-- Problem description --
What you return should match the records below exactly.

-- Component data from apps and pages --
▽

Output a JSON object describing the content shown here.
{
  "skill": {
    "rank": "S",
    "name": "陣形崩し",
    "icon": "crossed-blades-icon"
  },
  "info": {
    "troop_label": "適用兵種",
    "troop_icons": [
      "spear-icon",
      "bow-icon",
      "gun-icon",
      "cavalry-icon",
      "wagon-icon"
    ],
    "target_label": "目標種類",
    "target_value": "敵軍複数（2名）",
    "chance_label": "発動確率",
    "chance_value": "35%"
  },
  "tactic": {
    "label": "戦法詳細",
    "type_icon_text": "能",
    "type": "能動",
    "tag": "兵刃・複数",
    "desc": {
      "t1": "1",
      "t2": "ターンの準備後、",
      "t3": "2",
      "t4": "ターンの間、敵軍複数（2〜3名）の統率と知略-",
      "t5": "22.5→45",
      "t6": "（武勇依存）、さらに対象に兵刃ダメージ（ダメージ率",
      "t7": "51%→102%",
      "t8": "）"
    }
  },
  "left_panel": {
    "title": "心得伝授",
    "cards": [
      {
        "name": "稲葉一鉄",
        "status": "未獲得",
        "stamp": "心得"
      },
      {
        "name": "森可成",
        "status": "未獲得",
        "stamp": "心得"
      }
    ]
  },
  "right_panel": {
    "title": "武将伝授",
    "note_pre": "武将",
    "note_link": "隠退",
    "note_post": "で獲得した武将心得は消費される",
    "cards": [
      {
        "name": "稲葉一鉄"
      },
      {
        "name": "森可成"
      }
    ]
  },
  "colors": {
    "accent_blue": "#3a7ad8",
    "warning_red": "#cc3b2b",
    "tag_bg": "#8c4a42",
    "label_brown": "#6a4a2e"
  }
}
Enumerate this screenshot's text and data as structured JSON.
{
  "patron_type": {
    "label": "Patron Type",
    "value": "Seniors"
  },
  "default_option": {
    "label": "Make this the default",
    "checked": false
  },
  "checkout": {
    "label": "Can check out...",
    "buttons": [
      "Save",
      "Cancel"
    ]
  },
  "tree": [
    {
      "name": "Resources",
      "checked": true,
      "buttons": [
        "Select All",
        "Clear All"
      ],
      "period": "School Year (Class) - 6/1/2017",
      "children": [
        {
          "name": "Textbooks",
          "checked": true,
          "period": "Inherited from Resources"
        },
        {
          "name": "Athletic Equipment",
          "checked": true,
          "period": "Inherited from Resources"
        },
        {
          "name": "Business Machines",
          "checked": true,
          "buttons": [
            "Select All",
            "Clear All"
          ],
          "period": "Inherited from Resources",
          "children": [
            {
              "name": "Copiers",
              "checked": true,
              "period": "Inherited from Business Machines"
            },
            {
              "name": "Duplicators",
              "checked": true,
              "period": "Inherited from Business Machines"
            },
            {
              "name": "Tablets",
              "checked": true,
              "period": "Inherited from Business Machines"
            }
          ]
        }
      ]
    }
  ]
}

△

-- Problem solution --
Output a JSON object describing the content shown here.
{
  "skill": {
    "rank": "S",
    "name": "陣形崩し",
    "icon": "crossed-blades-icon"
  },
  "info": {
    "troop_label": "適用兵種",
    "troop_icons": [
      "spear-icon",
      "bow-icon",
      "gun-icon",
      "cavalry-icon",
      "wagon-icon"
    ],
    "target_label": "目標種類",
    "target_value": "敵軍複数（2名）",
    "chance_label": "発動確率",
    "chance_value": "35%"
  },
  "tactic": {
    "label": "戦法詳細",
    "type_icon_text": "能",
    "type": "能動",
    "tag": "兵刃・複数",
    "desc": {
      "t1": "1",
      "t2": "ターンの準備後、",
      "t3": "2",
      "t4": "ターンの間、敵軍複数（2〜3名）の統率と知略-",
      "t5": "22.5→45",
      "t6": "（武勇依存）、さらに対象に兵刃ダメージ（ダメージ率",
      "t7": "51%→102%",
      "t8": "）"
    }
  },
  "left_panel": {
    "title": "心得伝授",
    "cards": [
      {
        "name": "稲葉一鉄",
        "status": "未獲得",
        "stamp": "心得"
      },
      {
        "name": "森可成",
        "status": "未獲得",
        "stamp": "心得"
      }
    ]
  },
  "right_panel": {
    "title": "武将伝授",
    "note_pre": "武将",
    "note_link": "隠退",
    "note_post": "で獲得した武将心得は消費される",
    "cards": [
      {
        "name": "稲葉一鉄"
      },
      {
        "name": "森可成"
      }
    ]
  },
  "colors": {
    "accent_blue": "#3a7ad8",
    "warning_red": "#cc3b2b",
    "tag_bg": "#8c4a42",
    "label_brown": "#6a4a2e"
  }
}
Enumerate this screenshot's text and data as structured JSON.
{
  "patron_type": {
    "label": "Patron Type",
    "value": "Seniors"
  },
  "default_option": {
    "label": "Make this the default",
    "checked": false
  },
  "checkout": {
    "label": "Can check out...",
    "buttons": [
      "Save",
      "Cancel"
    ]
  },
  "tree": [
    {
      "name": "Resources",
      "checked": true,
      "buttons": [
        "Select All",
        "Clear All"
      ],
      "period": "School Year (Class) - 6/1/2017",
      "children": [
        {
          "name": "Textbooks",
          "checked": true,
          "period": "Inherited from Resources"
        },
        {
          "name": "Athletic Equipment",
          "checked": true,
          "period": "Inherited from Resources"
        },
        {
          "name": "Business Machines",
          "checked": true,
          "buttons": [
            "Select All",
            "Clear All"
          ],
          "period": "Inherited from Resources",
          "children": [
            {
              "name": "Copiers",
              "checked": true,
              "period": "Inherited from Business Machines"
            },
            {
              "name": "Duplicators",
              "checked": true,
              "period": "Inherited from Business Machines"
            },
            {
              "name": "Tablets",
              "checked": true,
              "period": "Inherited from Business Machines"
            }
          ]
        }
      ]
    }
  ]
}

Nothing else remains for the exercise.